Monday, November 28, 2005

Mary Margaret Graham, the deputy director for national intelligence collection and a 27-year veteran of the Central Intelligence Agency, revealed the annual budget for U.S. intelligence: $44 billion. The apparent slip occurred during a talk Graham was giving at a San Antonio conference on Oct. 31. The disclosure of the number, reported in the Nov. 14th issue of U.S. News and World Report, marked the first time the figure has been revealed since 1998, when the figure was almost half its current figure, at $26.7 billion.

Steven Aftergood, the director of the Project on Government Secrecy at the Federation of American Scientists and a secrecy expert, and his group have led efforts to sue for the disclosure of the budget on four different occasions. He relayed in an interview that this is only the third time since 1947 (the year of the CIA's inception) that the intelligence community has revealed its spending. In 1997, George Tenet, then the director of the CIA, compelled by the lawsuit brought by Aftergood's group under the Freedom of Information Act, made public that year's budget: $26.6 billion. The budget was again revealed in the following year, but in 1999, Tenet reversed the policy, and budgets have since remained classified with support from the courts.

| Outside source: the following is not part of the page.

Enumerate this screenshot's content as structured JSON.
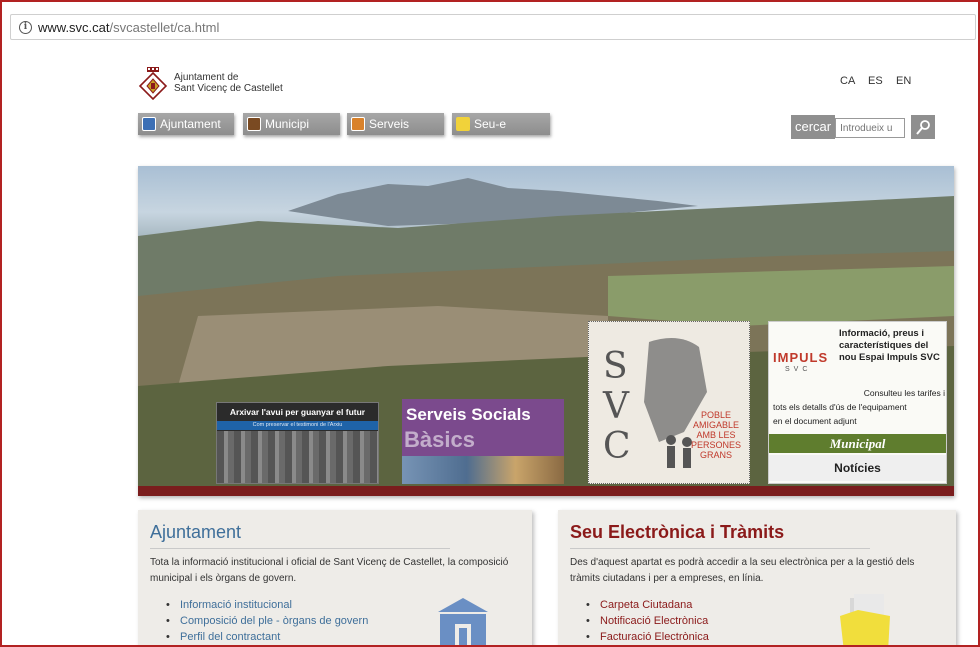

Currently, the Senate has signed off on a provision presented by Frank Lautenberg (D-NJ) that would strip the security clearances of any government official, including those in Congress and on House and Senate staffs, who intentionally discloses national security secrets. A request for a roll call vote was avoided when senators Lautenberg and John Warner (R-VA) compromised, and instead, an unusual parliamentary procedure called a "standing division" was implemented to approve the addition of the provision to the defense bill. Senator Lautenberg could still have requested the "yeas and nays" -- a roll call vote. In this procedure, senators in the chamber at the time rise to denote approval. The Associated Press reports that Democrats accused the Republican refusal of a roll call vote to be a reflection that they did not want to go on record in favor of the provision, while the Republicans blamed time constraints and said that they did not want to inconvenience senators preparing to leave town for Veterans' Day.